Your goal:
Look over the listing below and report how many of its lines contain the string "Sphere", with no other words.

Given records:
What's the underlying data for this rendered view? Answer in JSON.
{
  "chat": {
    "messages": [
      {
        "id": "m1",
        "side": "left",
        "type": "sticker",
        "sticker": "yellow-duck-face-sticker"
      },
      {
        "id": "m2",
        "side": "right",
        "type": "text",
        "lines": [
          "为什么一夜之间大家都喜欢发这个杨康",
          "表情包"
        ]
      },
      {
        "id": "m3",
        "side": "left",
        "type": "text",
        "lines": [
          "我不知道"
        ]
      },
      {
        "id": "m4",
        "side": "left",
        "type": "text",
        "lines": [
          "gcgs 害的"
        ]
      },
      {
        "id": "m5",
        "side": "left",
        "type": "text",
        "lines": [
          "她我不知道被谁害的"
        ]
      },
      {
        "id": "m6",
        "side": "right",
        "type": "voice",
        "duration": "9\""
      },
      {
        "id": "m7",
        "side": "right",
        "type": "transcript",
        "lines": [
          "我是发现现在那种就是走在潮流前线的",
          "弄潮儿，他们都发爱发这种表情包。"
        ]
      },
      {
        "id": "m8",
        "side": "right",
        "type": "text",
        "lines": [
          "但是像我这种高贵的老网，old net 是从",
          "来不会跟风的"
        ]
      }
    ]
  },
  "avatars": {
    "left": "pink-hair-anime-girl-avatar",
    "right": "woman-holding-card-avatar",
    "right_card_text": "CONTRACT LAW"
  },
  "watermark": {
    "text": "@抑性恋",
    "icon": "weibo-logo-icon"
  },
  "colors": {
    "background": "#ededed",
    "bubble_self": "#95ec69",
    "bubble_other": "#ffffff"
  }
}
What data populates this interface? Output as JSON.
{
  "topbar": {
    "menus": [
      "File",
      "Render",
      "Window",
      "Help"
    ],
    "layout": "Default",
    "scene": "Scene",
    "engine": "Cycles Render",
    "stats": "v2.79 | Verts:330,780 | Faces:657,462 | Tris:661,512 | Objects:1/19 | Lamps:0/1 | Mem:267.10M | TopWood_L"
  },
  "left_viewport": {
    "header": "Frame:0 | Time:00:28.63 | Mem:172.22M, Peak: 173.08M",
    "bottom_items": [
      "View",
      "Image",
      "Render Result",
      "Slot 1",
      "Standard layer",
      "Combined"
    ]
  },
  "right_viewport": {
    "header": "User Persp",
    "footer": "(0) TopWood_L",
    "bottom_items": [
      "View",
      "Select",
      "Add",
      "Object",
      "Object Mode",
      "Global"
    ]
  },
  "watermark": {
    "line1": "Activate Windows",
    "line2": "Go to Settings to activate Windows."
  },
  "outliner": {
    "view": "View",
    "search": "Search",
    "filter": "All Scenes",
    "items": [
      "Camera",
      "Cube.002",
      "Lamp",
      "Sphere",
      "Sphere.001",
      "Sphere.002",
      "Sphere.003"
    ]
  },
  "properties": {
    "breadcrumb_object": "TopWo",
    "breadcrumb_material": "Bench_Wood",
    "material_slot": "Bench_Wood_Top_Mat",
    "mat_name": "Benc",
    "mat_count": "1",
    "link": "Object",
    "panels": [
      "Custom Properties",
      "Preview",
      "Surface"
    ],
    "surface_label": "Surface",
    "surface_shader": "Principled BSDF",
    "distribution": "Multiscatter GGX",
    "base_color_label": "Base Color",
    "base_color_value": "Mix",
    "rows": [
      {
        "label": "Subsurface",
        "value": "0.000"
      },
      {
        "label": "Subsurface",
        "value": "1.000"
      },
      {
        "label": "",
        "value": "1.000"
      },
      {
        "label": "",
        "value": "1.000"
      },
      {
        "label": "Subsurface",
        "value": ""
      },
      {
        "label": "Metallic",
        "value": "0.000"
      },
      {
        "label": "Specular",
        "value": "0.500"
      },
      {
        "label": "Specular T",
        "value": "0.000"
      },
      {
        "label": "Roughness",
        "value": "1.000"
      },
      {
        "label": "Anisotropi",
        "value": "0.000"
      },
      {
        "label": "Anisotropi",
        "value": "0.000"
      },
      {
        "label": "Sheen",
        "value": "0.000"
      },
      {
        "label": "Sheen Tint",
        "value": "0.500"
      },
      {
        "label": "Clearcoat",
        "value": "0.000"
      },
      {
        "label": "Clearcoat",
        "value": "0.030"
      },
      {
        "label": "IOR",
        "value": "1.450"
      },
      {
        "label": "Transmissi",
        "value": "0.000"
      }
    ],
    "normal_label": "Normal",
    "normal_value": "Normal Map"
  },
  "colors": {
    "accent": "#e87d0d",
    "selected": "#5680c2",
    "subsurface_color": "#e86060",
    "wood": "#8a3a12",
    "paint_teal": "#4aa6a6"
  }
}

Exercise response:
4